Up to now there have been two beatifications of married couples: Luis and Maria Beltrame Quattrochi (2001) and the parents of St. Thérèse of the Child Jesus, Louis Martin and Zélie Guérin (2008). Due to the impulse of John Paul II, more Causes of married couples are now in various stages. These include Manuel Casenoves and Adela Soldevila, in Valencia, Spain; Fernando Crespo and Maria de Miguel, in Leon, Spain; and the Balmoris, in Mexico. And also that of the Alvira Dominguez couple in Madrid, who also were faithful of the Prelature of Opus Dei.
“Laura and Eduardo were a school of married life,” says Maria Calatrava, “beginning with their refined and affectionate courtship. In their married life, they were an example of love filled with deep respect for one another, never arguing in front of the children, for example. When children see this model of love in their parents, they grow up wanting to imitate it in their own lives.”

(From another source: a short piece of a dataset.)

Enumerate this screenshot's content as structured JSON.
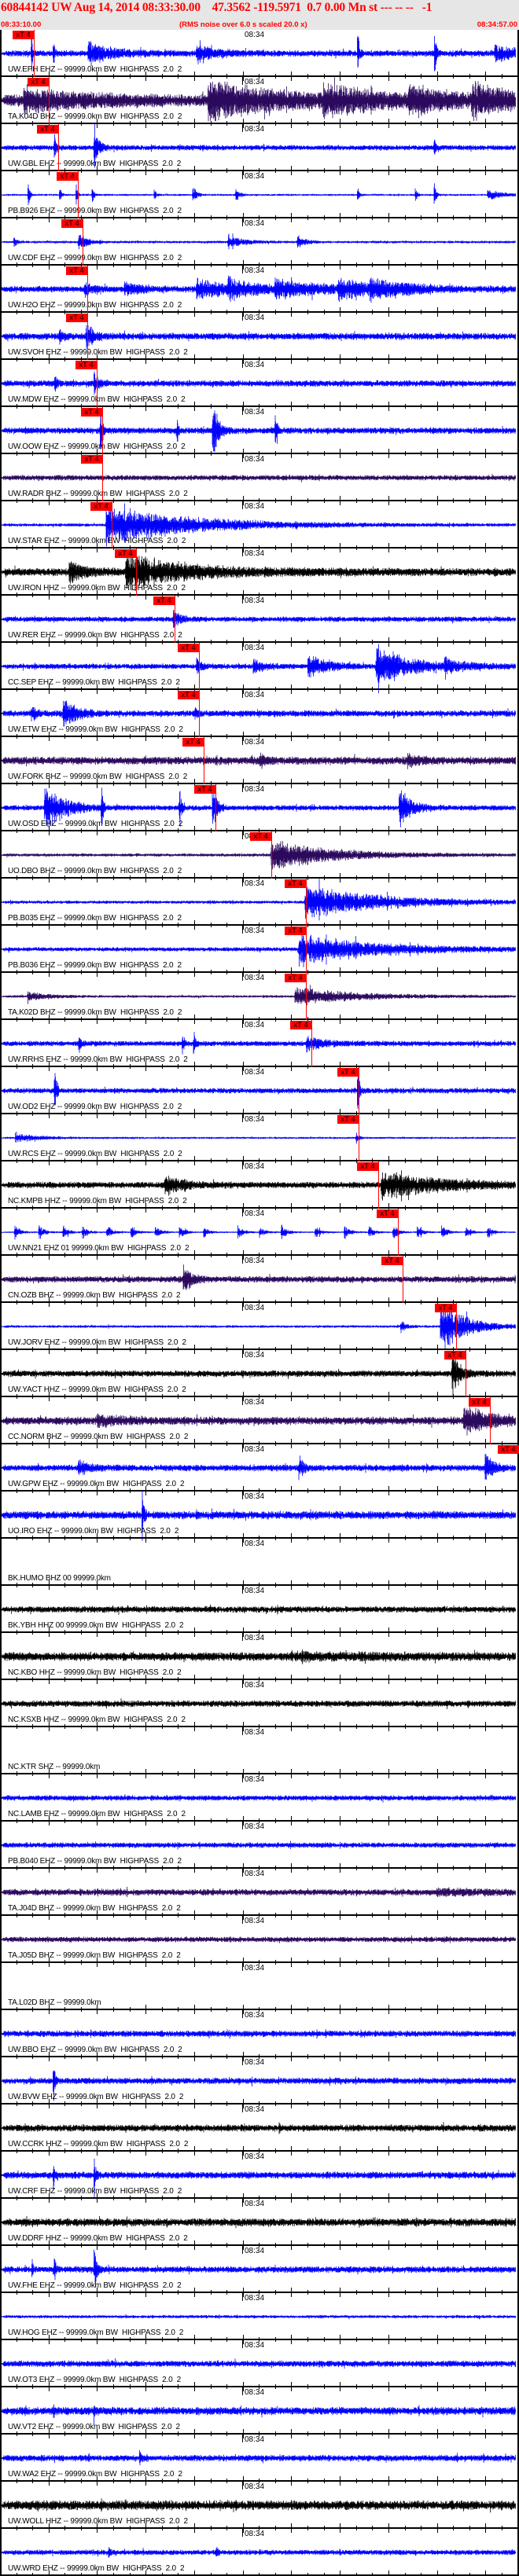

Beatriz sees things from the perspective gained from her thirteen years of marriage: “By now we realize that things aren’t always going to be easy. Unfortunately, some couples never come to terms with this. When you are surrounded by diapers and crying babies, the danger is that you seek an escape outside the home, for example, in social life and professional accomplishments. And what you really need to do is to cut back your pride, to see things from the other person’s viewpoint, to rise above small annoyances. This is charity in its fullest sense, real Love.”
Beatriz continues: “Laura and Eduardo always showed great understanding for one another. They learned from St. Josemaria that they had to love each other with their defects, not thinking only of themselves but of what was good for the whole family. The unity of a family is a treasure that can never be placed in danger. When the warm feelings are no longer there, when as the years go by the husband and wife discover each other’s defects, that is when they need to reaffirm their decision to love, for their own good and for the good of the children. Children with parents who are closely united have won half the battle of growing up. When you see the example of a married couple like Laura and Eduardo, you realize how worthwhile it is to struggle to achieve that unity.”